Ammonia, a gaseous compound of one nitrogen atom bound to three hydrogen atoms, is not a strong base. It is a weaker base that generally must react with water before it reacts with an acid. Before it neutralizes acids in a solution, it reacts with water to form ammonium and hydroxide ions. Ammonium is a positive ion of one nitrogen and four hydrogen atoms, and it is a weak acid.
All bases work by accepting hydrogen ions, which are just naked protons. This neutralizes acids, since acids work by releasing hydrogen ions to react with other materials. Bases react with these ions more powerfully than other materials, and so they can protect these other materials from the acids. However, bases themselves can be corrosive.
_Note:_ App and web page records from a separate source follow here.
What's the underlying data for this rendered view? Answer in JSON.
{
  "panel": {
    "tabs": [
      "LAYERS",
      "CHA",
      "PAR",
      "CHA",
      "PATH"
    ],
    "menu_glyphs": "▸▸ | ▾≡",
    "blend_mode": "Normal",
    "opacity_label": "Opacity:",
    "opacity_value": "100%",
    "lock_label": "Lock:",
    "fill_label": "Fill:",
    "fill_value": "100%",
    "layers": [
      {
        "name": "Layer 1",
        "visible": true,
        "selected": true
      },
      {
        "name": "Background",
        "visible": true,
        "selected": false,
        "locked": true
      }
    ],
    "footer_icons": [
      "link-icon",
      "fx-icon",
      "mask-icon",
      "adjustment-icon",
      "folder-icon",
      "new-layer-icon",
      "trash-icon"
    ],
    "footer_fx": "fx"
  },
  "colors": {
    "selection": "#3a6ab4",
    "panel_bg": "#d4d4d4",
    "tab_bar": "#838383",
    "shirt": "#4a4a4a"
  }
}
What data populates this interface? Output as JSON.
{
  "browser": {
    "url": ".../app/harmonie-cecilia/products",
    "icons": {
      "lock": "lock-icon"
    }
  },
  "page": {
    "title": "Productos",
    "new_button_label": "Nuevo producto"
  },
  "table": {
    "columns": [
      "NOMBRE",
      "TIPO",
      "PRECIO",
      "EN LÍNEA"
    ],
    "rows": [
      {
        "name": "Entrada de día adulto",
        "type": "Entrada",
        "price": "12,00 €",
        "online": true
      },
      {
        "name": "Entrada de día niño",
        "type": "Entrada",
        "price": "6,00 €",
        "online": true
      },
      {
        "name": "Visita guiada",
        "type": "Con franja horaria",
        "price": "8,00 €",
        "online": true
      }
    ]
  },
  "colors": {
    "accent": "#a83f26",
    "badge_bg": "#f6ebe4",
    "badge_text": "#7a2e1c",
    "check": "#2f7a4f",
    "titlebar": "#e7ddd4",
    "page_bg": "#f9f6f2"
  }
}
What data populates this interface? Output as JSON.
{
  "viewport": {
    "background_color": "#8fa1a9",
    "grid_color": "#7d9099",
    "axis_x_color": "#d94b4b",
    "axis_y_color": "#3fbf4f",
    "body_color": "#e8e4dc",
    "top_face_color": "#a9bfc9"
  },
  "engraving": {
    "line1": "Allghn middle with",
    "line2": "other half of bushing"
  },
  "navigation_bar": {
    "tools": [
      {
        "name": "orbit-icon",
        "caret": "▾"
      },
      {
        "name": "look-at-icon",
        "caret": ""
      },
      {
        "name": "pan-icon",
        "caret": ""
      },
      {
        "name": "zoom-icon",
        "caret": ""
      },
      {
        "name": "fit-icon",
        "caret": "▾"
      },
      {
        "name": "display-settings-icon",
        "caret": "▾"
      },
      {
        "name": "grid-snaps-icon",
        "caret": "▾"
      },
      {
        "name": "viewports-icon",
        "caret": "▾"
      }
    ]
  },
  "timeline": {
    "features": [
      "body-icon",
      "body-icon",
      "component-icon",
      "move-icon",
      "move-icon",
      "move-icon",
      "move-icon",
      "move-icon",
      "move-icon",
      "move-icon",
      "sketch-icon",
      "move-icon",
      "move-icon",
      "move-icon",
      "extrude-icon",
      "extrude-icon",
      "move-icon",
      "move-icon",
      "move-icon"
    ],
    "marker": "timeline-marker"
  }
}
The strongest bases, such as sodium hydroxide, work by dissociating their hydroxide ions in solution. The hydroxide ions react very strongly with hydrogen ions to form water. The other components of the acids and bases often associate as salts. However, ammonia does not contain hydroxide ions. It must first react with water to generate them. Not only does this add a step before neutralizing acids, it is partially counteracted by the creation of ammonium, a weaker acid.